Private Reginald Tite

At the beginning of the First World War Reginald Tite was living with his older brother, Joseph, and the rest of his family at Church Lane, East Grinstead. Joseph joined the army soon after war was declared but Reginald remained a civilian until October 1915. Reginald, like many young men, was appalled by the German authorities decision to shoot Edith Cavell for spying. Ten days after the execution of Cavell, Tite joined the 13th Battalion of the Royal Sussex Regiment.

Tite was quickly sent to the Western Front and during the summer of 1916, Tite took part in the offensive at the Somme. By October the British Army had lost over 400,000 men in its repeated attempts to take German held trenches in the Somme sector.

Reginald Tite survived these repeated attacks on the German lines but the loss of so many of his friends caused him a great deal of mental anguish. By 21st October 1916, Tite had been in a front-line trench for 16 days. Normally, men only served for eight days in the front-line, but when men were in short-supply, soldiers had to stay for much longer.

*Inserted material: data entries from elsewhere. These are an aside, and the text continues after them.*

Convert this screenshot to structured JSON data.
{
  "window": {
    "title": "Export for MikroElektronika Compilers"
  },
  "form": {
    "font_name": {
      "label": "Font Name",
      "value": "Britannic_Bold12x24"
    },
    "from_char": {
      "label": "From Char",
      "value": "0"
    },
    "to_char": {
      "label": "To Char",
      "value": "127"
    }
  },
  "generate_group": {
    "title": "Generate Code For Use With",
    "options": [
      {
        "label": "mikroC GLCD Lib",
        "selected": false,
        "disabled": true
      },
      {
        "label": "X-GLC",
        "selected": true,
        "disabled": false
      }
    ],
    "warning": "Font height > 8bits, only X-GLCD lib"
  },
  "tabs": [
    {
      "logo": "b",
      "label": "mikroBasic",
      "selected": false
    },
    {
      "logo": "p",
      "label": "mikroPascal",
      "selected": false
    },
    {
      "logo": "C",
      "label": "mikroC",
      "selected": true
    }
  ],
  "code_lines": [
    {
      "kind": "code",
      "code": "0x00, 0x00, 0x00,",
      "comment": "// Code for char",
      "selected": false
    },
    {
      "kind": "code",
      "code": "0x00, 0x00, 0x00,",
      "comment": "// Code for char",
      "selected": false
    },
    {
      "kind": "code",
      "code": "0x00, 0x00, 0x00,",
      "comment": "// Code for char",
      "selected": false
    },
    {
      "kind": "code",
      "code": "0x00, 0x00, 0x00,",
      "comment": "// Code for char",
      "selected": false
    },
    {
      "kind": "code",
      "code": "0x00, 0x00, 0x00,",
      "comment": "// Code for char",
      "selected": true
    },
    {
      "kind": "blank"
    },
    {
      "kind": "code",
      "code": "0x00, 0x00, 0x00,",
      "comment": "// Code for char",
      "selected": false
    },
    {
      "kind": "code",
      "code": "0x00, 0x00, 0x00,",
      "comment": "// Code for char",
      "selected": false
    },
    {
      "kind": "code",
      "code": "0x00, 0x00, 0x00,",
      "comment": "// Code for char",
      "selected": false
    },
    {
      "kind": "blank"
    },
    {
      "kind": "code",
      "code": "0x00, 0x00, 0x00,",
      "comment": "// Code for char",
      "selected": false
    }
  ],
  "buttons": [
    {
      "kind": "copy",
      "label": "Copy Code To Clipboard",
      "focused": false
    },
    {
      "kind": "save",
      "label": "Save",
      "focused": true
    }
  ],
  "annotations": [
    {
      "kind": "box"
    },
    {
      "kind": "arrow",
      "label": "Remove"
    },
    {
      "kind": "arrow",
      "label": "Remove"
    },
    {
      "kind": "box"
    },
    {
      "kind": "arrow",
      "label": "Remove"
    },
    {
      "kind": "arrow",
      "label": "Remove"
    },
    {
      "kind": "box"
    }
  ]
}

On 21st October the men of the 13th Battalion of the Royal Sussex Regiment were told they were to launch another attack on the German trenches. When the soldiers were given their orders to leave the trench, Tite refused to go. Tite, who was 27 years of age, was arrested and charged with cowardice. He was found guilty and executed on 25th November 1916. Soon afterwards, Reginald Tite's brother, Joseph Tite, was killed at Salonika. Reginald's two cousins, who joined with him in October 1915, were also killed during the war.

Primary Sources

(1) Private Arthur Savage was interviewed about his war experiences in 1993.

I was ordered to go on a firing squad in 1917. The man was lead out by a military policeman and a priest. Then he was tied to this post. He only looked about twenty and wasn't very tall. An officer went up to put a blindfold over his eyes. I can hear his voice now, as clear as me and you talking in this room. He said "I need no blindfold over my eyes. Curse you and your blindfold and may the judges who will surely sentence you one day show you more mercy than you've shown me."

Then we had to take aim. My hands were shaking so much. So I aimed about a foot to his left. Then we fired. There were nine of us and only one shot caught him in the side. He slumped forward wounded. So I was not the only one firing wide deliberately. The captain walked up to him and put a bullet into his head. Some of the men were sick, others were crying.

Most of the poor sods were mainly convicted on the evidence of doctors. They would not accept that men could reach a point of utter exhaustion when as a result of trench warfare their nerves and brains would snap. These so-called 'doctors' would not have it that there was such an illness as shell-shock. They insisted that men were cowards and deserters.

(2) At the age of fourteen, Victor Silvester ran away from Ardingly College and joined the army. In an interview he gave just before his death in 1978, he described how he was ordered to execute a man for desertion.

We marched to the quarry outside Staples at dawn. The victim was brought out from a shed and led struggling to a chair to which he was then bound and a white handkerchief placed over his heart as our target area. He was said to have fled in the face of the enemy.

Mortified by the sight of the poor wretch tugging at his bonds, twelve of us, on the order raised our rifles unsteadily. Some of the men, unable to face the ordeal, had got themselves drunk overnight. They could not have aimed straight if they tried, and, contrary to popular belief, all twelve rifles were loaded. The condemned man had also been plied with whisky during the night, but I remained sober through fear.

The tears were rolling down my cheeks as he went on attempting to free himself from the ropes attaching him to the chair. I aimed blindly and when the gunsmoke had cleared away we were further horrified to see that, although wounded, the intended victim was still alive. Still blindfolded, he was attempting to make a run for it still strapped to the chair. The blood was running freely from a chest wound. An officer in charge stepped forward to put the finishing touch with a revolver held to the poor man's temple. He had only once cried out and that was when he shouted the one word 'mother'. He could not have been much older than me. We were told later that he had in fact been suffering from shell-shock, a condition not recognised by the army at the time. Later I took part in four more such executions.